But I’m sure Pearce, committed to integrity in elections, didn’t want to start a harassment campaign against Toulouse Oliver.

Others might believe Pearce is bitter because he lost the election for governor last year. In this instance, the word “lost” might be too vanilla, too stark, too bloodless. Democrat Michelle Lujan Grisham edged Pearce by 100,000 votes.

Toulouse Oliver oversaw that election. She also was on the ballot as a candidate, winning re-election as secretary of state.

Under her supervision, the voting was honest. Even Pearce never complained that he lost that squeaker because a member of the rival party ran the election.

Perhaps defeat made him wiser. Now he sees trouble for the Democrats in their next election unless he moves against Toulouse Oliver.

Even though Pearce only wants a wholesome election, he has plenty of critics. They say he’s grandstanding and guilty of bad motives.

Toulouse Oliver is seeking a federal office with her candidacy for the Senate. This means she would not oversee campaign reports for herself or her opponents. The Federal Election Commission has that responsibility.

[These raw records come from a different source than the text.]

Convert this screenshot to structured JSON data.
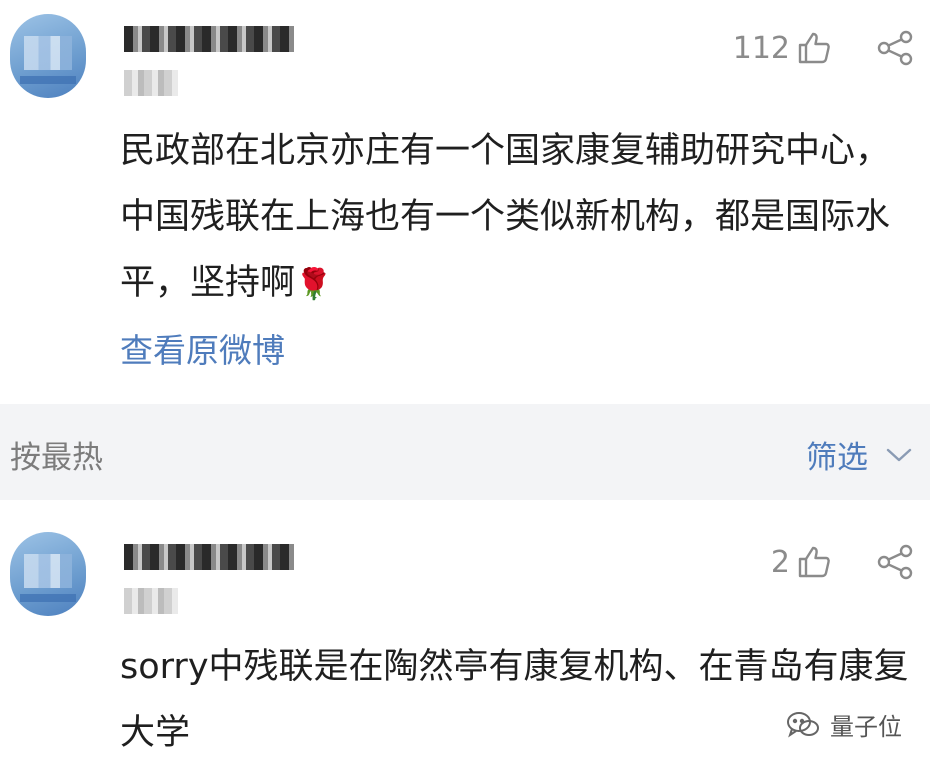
{
  "comments": [
    {
      "likes": "112",
      "text": "民政部在北京亦庄有一个国家康复辅助研究中心，中国残联在上海也有一个类似新机构，都是国际水平，坚持啊",
      "emoji": "🌹",
      "view_original": "查看原微博"
    },
    {
      "likes": "2",
      "text": "sorry中残联是在陶然亭有康复机构、在青岛有康复大学"
    }
  ],
  "sort_bar": {
    "sort_label": "按最热",
    "filter_label": "筛选"
  },
  "watermark": {
    "label": "量子位"
  },
  "icons": {
    "like": "thumbs-up-icon",
    "share": "share-icon",
    "filter_chevron": "chevron-down-icon",
    "watermark": "wechat-icon"
  }
}
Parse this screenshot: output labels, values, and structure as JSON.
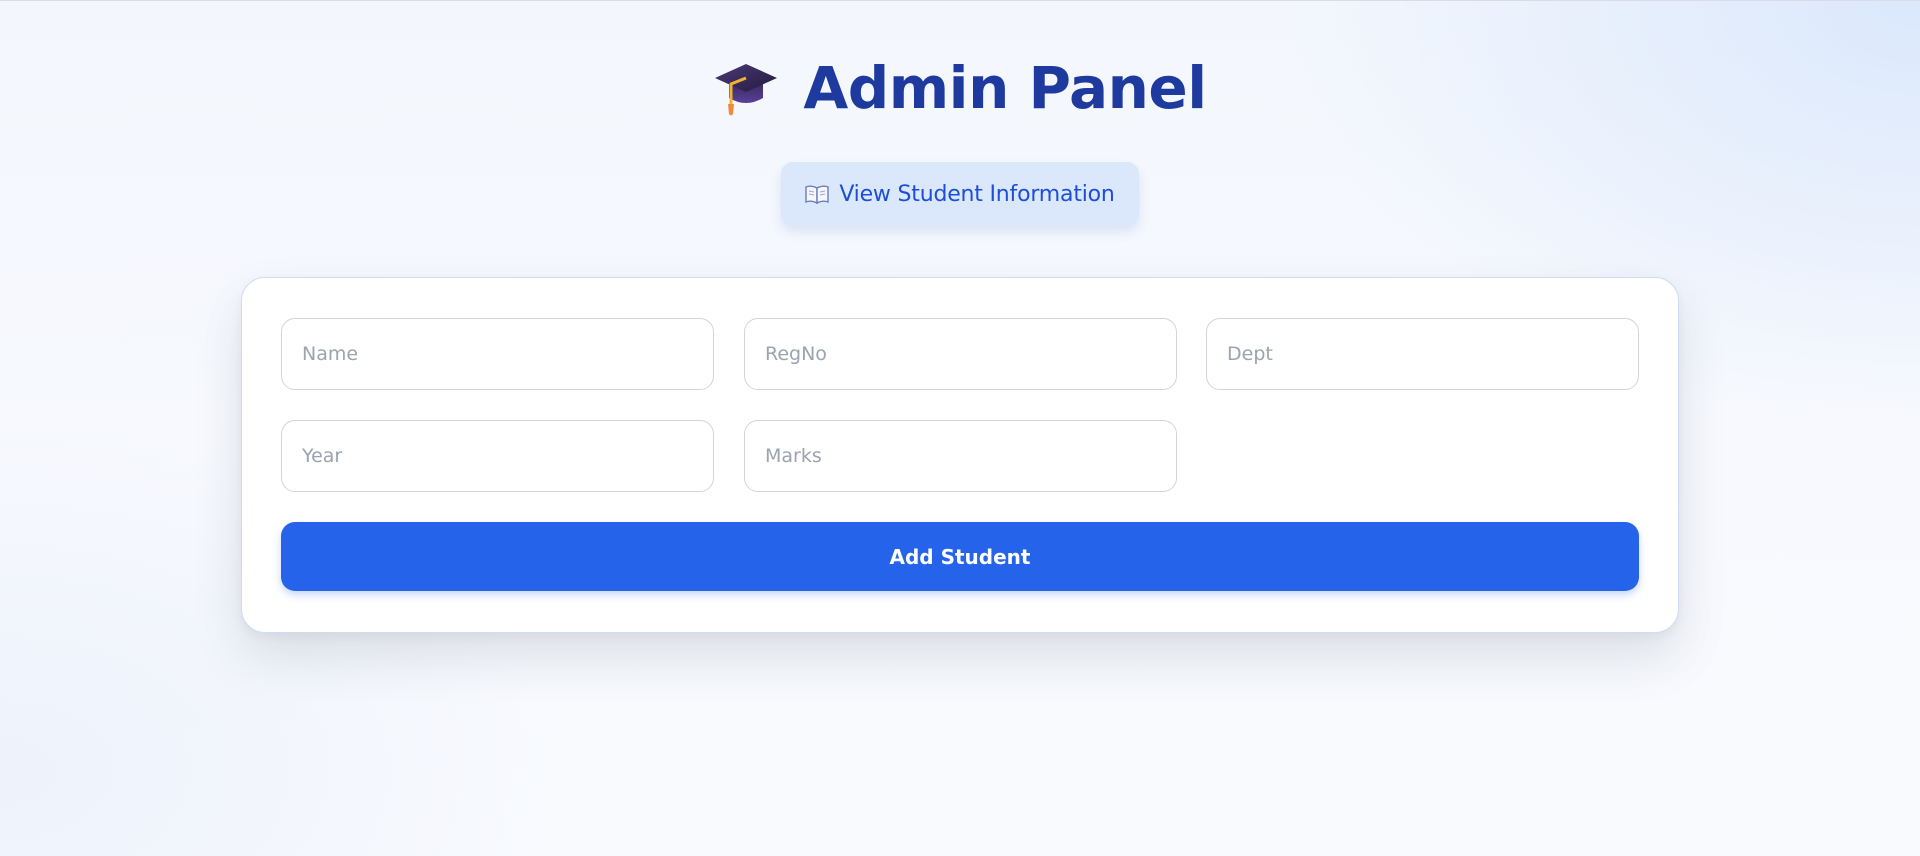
{
  "header": {
    "title": "Admin Panel",
    "icon": "graduation-cap-icon"
  },
  "view_button": {
    "label": "View Student Information",
    "icon": "open-book-icon"
  },
  "form": {
    "fields": {
      "name": {
        "placeholder": "Name",
        "value": ""
      },
      "regno": {
        "placeholder": "RegNo",
        "value": ""
      },
      "dept": {
        "placeholder": "Dept",
        "value": ""
      },
      "year": {
        "placeholder": "Year",
        "value": ""
      },
      "marks": {
        "placeholder": "Marks",
        "value": ""
      }
    },
    "submit_label": "Add Student"
  },
  "colors": {
    "title": "#1e3a9f",
    "accent": "#2563eb",
    "view_button_bg": "#dbe7fb",
    "view_button_text": "#1d4ed8"
  }
}
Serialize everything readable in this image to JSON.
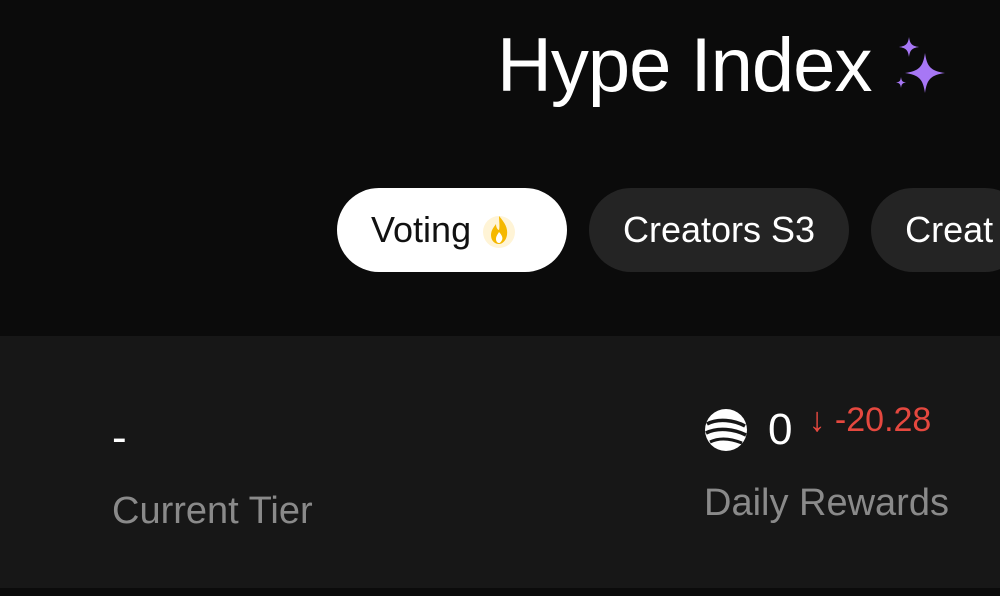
{
  "header": {
    "title": "Hype Index",
    "title_icon": "sparkle-icon",
    "tabs": [
      {
        "label": "Voting",
        "icon": "fire-icon",
        "active": true
      },
      {
        "label": "Creators S3",
        "active": false
      },
      {
        "label": "Creat",
        "active": false
      }
    ]
  },
  "stats": {
    "current_tier": {
      "value": "-",
      "label": "Current Tier"
    },
    "daily_rewards": {
      "value": "0",
      "delta": "↓ -20.28",
      "label": "Daily Rewards",
      "icon": "coin-icon"
    }
  },
  "colors": {
    "background": "#0b0b0b",
    "panel": "#171717",
    "tab_inactive": "#242424",
    "accent_purple": "#a777f5",
    "fire": "#f5b800",
    "negative": "#e5483f",
    "label": "#8a8a8a"
  }
}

Critics who don’t understand Pearce’s generous spirit say he has ignored this point so he can attack Toulouse Oliver. But what do they know?

Another faction says Pearce ought to be paying attention to his own party’s prospects instead of worrying about a Democratic primary that’s 13 months away.

Gavin Clarkson, so far the only Republican candidate for the U.S. Senate, lost two elections last year. He finished third in a four-way Republican primary for Congress. Then he became a pinch-hit candidate for secretary of state. Toulouse Oliver nipped him by 141,000 votes.

Clarkson is suing the state he hopes to represent in the Senate. He claims New Mexico State University fired him unjustly. In pleadings filed in federal court, Clarkson stated that he wants damages from the state “for the pain and suffering caused by NMSU’s hostile and discriminatory actions.”

Let’s be realistic. Pearce can’t play kingmaker by deciding who can sue whom, or who can run for the Senate. He can only do his best for rival Democrats by mounting a campaign to take away Toulouse Oliver’s job.

No matter what his doubters say, Pearce wants a fair election for the other party. Not many Republicans are that committed to the best interests of the enemy, are they?

Pearce could quiet a few of his critics within the Republican Party if he ran for the Senate. Then his sniping at Toulouse Oliver would look partisan. Nobody could ever again accuse him of playing nice with the opposition.

Sure, Pearce’s detractors would say he lost the 2008 race for the Senate and fell short again last year in his run for governor.

But think of all those crossover votes Pearce would get because of his high-minded intentions in shaping the Democratic primary. It’s a rare leader who looks out for both political parties in the name of all that is good.

If Pearce isn’t Senate timber for the Republicans, who is?

Ringside Seat is an opinion column about people, politics and news. Contact Milan Simonich at msimonich@sfnewmexican.com or 505-986-3080.